OMAR VILLAFRANCA: There were protests here in Dallas and in states across the south where those trigger laws went into effect. To give an idea of the impact, if a woman here in Dallas wanted to get an abortion, to get to the nearest clinic she would have to travel more than 350 miles, two states away, to Wichita, Kansas. With the country’s abortion laws now up to the states, Arkansas went into action yesterday.
GOVERNOR ASA HUTCHINSON: For me this is a turning point for our nation. Since Roe vs. Wade was decided, the states that desired to protect unborn life had been prohibited from doing so.
VILLAFRANCA: In Oklahoma, any medical staff performing abortions could face prison time. Oklahoma is one of eight states where the court’s ruling triggers abortion bans with no exceptions for rape or incest.
MAN: God did this.
VILLAFRANCA: In Louisiana, the last abortion clinic closed down yesterday.
WOMAN: What you have prayed for is to make death for women easier because you don’t allow them access to good medical care.
VILLAFRANCA: Throughout the country abortion activists say that poor women, many of color, will be hit hardest.
ASHLEY SHELTON (Executive Director of Power Coalition for Equity and Justice): You’re basically sentencing black women to death because already — already we’re dying in child birth.
VILLAFRANCA: Missouri congresswoman Cori Bush.
REP. CORI BUSH: I was able to pick up the yellow pages and find the provider when I was 18 after a rape that happened when I was 17 and get the services that I needed.
VILLAFRANCA: Activists and some governors are doubling down in an already divided country.
GOV. JAY INSLEE (D-Washington): We are going to fight like hell to keep Washington a pro-choice state.
VILLAFRANCA: Washington state has 40 abortion clinics. Neighboring Idaho has three, which could close after the state’s governor saluted the Supreme Court’s decision. Washington expects a nearly 400 percent increase in abortion patients. Nearly 60 percent already come from Idaho.
GOVERNOR GAVIN NEWSOM: With the action that I’m talking here –
VILLAFRANCA: California’s governor quickly signed legislation yesterday to protect out-of-state women who come for abortion. It’s worth noting the landmark Roe vs. Wade case started here in Dallas. Henry Wade was the former Dallas county district attorney.
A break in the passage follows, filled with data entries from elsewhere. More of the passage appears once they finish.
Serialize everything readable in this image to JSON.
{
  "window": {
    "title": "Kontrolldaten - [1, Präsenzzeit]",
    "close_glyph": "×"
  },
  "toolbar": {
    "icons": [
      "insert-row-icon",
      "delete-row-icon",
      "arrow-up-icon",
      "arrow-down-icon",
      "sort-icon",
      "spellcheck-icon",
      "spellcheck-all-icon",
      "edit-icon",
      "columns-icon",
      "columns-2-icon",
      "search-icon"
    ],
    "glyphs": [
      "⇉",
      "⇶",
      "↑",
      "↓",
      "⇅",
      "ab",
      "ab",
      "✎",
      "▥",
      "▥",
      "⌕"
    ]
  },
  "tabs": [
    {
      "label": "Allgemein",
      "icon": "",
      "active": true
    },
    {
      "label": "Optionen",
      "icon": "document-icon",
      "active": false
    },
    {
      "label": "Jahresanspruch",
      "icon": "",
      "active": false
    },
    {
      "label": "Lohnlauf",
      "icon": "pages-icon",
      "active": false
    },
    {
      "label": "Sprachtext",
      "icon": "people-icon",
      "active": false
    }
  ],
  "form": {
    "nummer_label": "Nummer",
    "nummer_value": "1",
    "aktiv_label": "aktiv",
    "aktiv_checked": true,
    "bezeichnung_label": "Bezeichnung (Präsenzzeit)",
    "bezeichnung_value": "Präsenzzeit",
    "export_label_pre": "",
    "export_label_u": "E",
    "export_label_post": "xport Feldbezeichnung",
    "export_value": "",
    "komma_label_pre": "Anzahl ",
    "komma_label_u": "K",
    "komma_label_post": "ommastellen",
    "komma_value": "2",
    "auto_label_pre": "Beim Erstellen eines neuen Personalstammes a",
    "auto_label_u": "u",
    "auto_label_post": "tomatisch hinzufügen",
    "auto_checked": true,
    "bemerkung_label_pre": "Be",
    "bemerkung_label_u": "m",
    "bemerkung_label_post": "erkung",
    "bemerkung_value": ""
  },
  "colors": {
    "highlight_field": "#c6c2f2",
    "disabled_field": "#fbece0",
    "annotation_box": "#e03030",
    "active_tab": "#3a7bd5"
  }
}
Now the current Dallas D.A. and several others across the state of Texas say they understand the law, but they will not make prosecuting abortions a top priority. Dana?